I recognize that, in both of these circumstances, one could argue that the other party was in the right. But it really doesn't matter who was right; in the end, these became people I would be very wary of working with in the future (and perhaps they felt the same of me). As we've discussed before, one of the great benefits of collaborating is establishing long-term collaborations over multiple problems. That didn't happen. What I've learned was that, in such situations, one should be clear ahead of time what the expectations are. Being clear when starting a collaboration about expectations might be a little awkward, but seems better than awkwardness later. If you're telling someone a problem and consider it from that point on a collaboration, tell them. I personally think the default assumption should be that if you're in the room on multiple occasions when working on a problem, you should be considered a co-author even if you're not the one to make the breakthrough, but if there's a reason that shouldn't be the case, somebody should speak up sooner rather than later. Different people may use different rules or guidelines for what they consider sufficient for co-authorship on a paper, and setting expectations is really the key.
As another story, I should admit I have been involved in a paper where I was a 1% contributor. I started working with a group on a problem, but it was a group in a distant location, and while I was there -- for a short period -- no progress was made. The group, with much more work, eventually solved the problem. I was asked by the senior author whether I wanted to be on the paper, and I declined. I thought a potentially awkward situation was handled perfectly by this senior author. They were up front that, as it turned out, I hadn't contributed tangibly to the paper, but were willing to accept that, in this case, it was an accident of circumstance rather than intent. I was glad they respected me enough to discuss it openly and leave it as my decision, even though in my mind the proper course was clear. (Indeed, in this case, I thought it was so clear I would not have been surprised or offended if they hadn't offered.) I assume that if I had decided otherwise I would have been a co-author on the paper without argument, and they would then have to consider that history in future dealings with me. I also think that, if I had said I wanted to be a co-author on the paper, it would have been appropriate for them to add me, because perhaps we had had different perceptions and expectations regarding the work.

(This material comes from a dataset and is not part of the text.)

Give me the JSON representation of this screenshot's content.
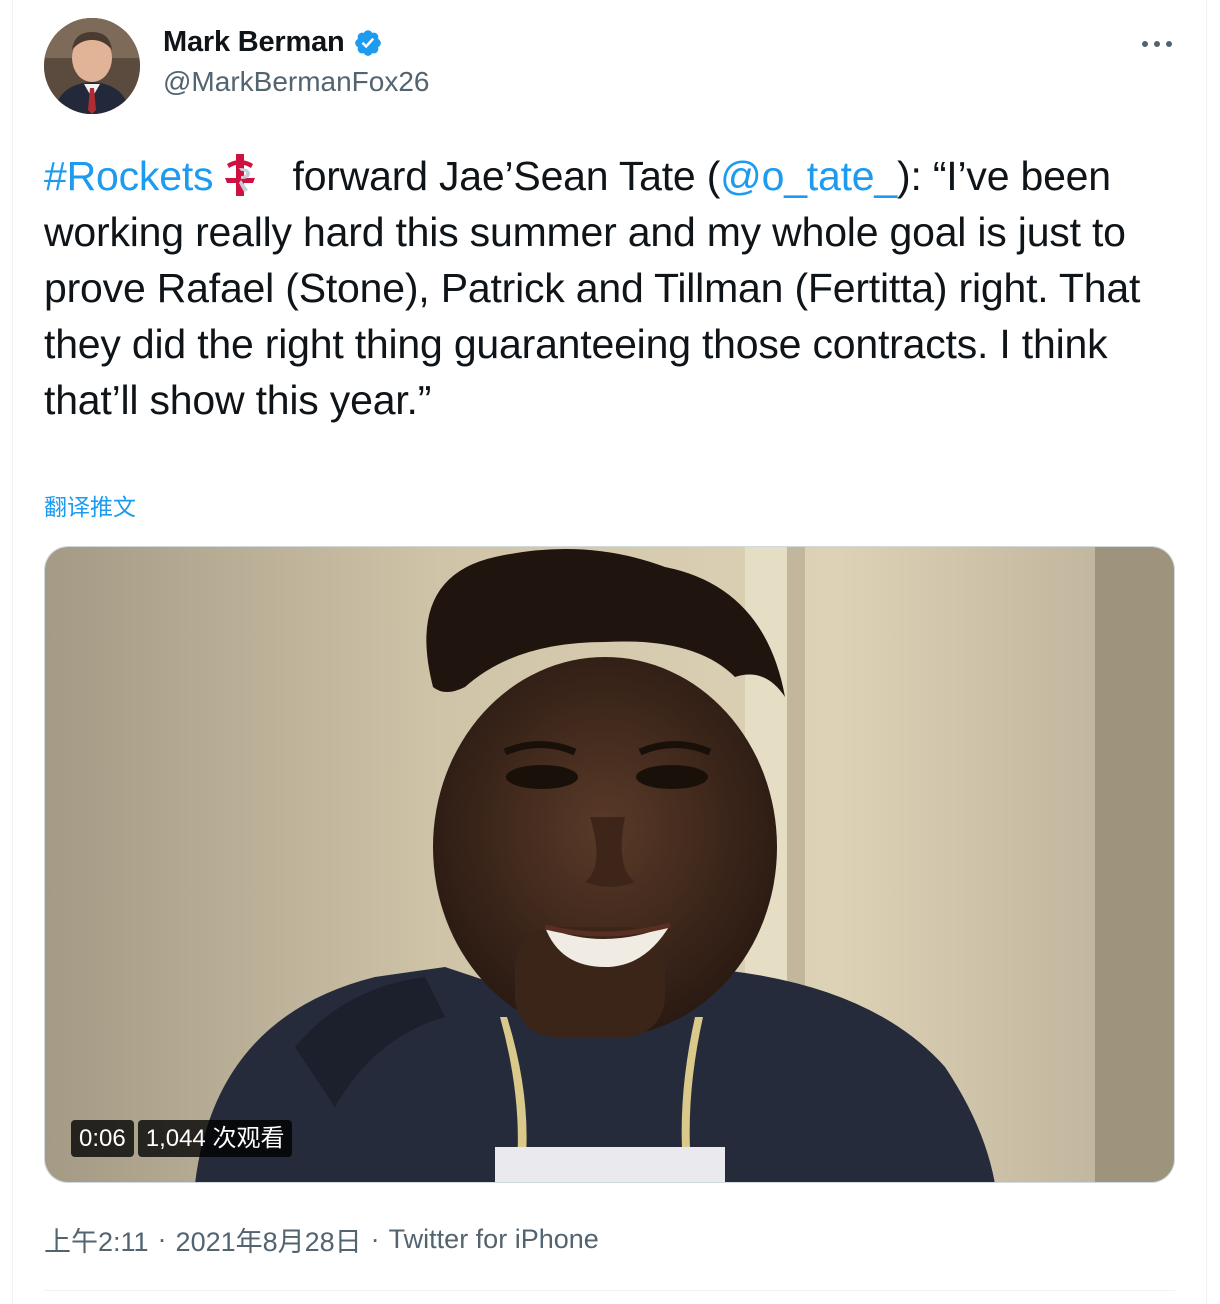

In any case, I think the issue is a difficult one, made even more so because it's tied to quite directly to one's job performance, which tends to color self-perception. Perhaps others can add more clarity to the question in the comments.